ABOUT THIS BOOK
In this inventive collection, Julianna Baggott invites readers to reconsider basic assumptions about language, faith, motherhood, and love. With a sharply honed voice featuring parentheticals that often comment on and sometimes undercut what has come before, these poems whirl through contemporary America, engaging with topics as diverse and timely as Russian mail-order brides, Internet bullying, and school shootings.
Alongside her cultural commentary, the speaker frankly confronts love and sex, as well as the beauty and brutality of having children.
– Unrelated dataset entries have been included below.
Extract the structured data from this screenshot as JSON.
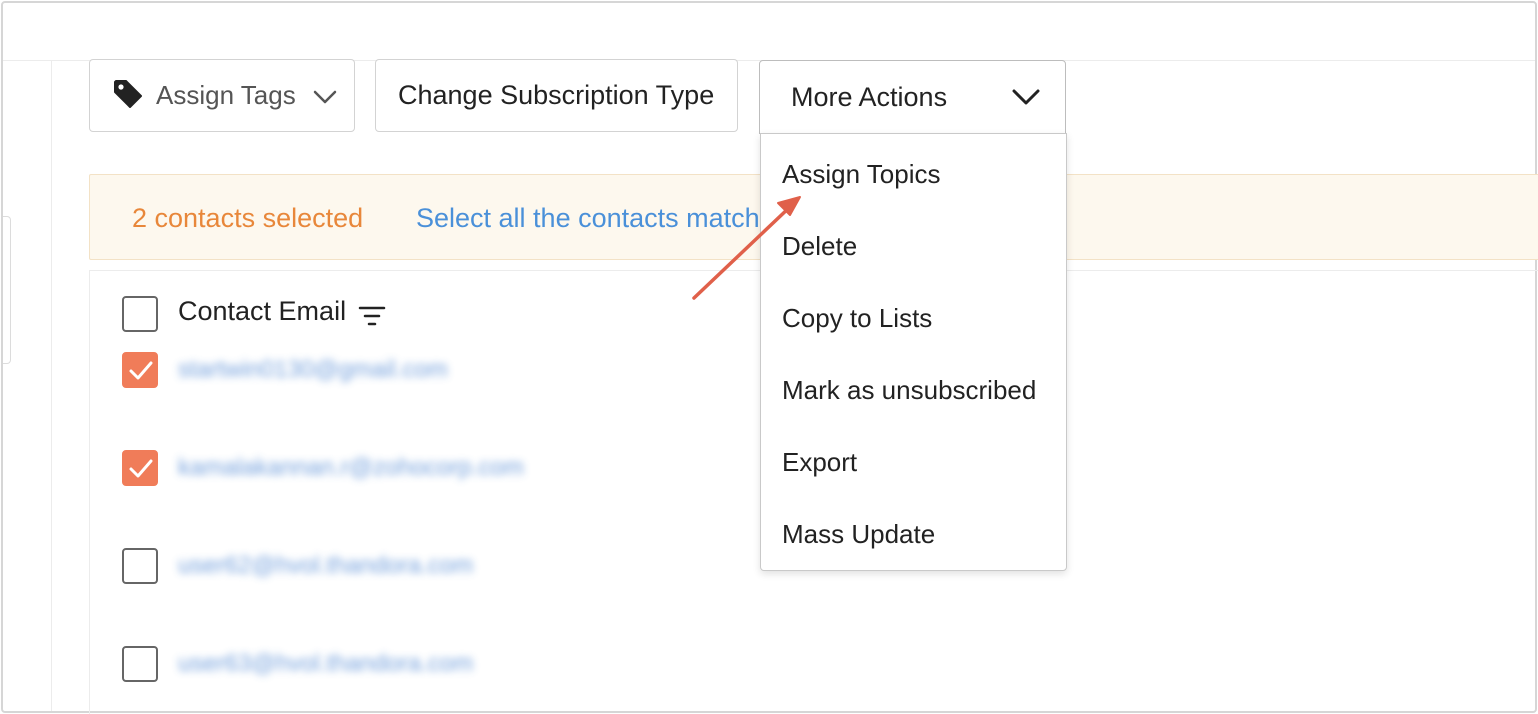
{
  "toolbar": {
    "assign_tags_label": "Assign Tags",
    "change_subscription_label": "Change Subscription Type",
    "more_actions_label": "More Actions"
  },
  "banner": {
    "selected_text": "2 contacts selected",
    "select_all_text": "Select all the contacts match"
  },
  "table": {
    "column_header": "Contact Email",
    "rows": [
      {
        "email": "startwin0130@gmail.com",
        "checked": true
      },
      {
        "email": "kamalakannan.r@zohocorp.com",
        "checked": true
      },
      {
        "email": "user62@hvol.thandora.com",
        "checked": false
      },
      {
        "email": "user63@hvol.thandora.com",
        "checked": false
      }
    ]
  },
  "more_actions_menu": {
    "items": [
      {
        "label": "Assign Topics"
      },
      {
        "label": "Delete"
      },
      {
        "label": "Copy to Lists"
      },
      {
        "label": "Mark as unsubscribed"
      },
      {
        "label": "Export"
      },
      {
        "label": "Mass Update"
      }
    ]
  },
  "colors": {
    "accent_orange": "#e8873a",
    "checkbox_checked": "#f07c59",
    "link_blue": "#4a90d9",
    "banner_bg": "#fdf8ee",
    "annotation_arrow": "#e0604a"
  },
  "icons": {
    "tag": "tag-icon",
    "chevron": "chevron-down-icon",
    "filter": "filter-icon",
    "check": "checkmark-icon"
  }
}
Still other poems reflect questions and considerations of faith: the speaker ponders St. Thomas in a pet store and imagines Jesus explaining to God how it feels to have a body.
Baggott’s use of obsolete Old English words subverts common language and creates new ways of interrogating the world around us. There is heartache on these pages, but Baggott also offers humor, such as a complaint about a lover’s eating habits or an extended discourse on a baby’s rattle. Baggott’s latest proves to be a rollicking book sui generis.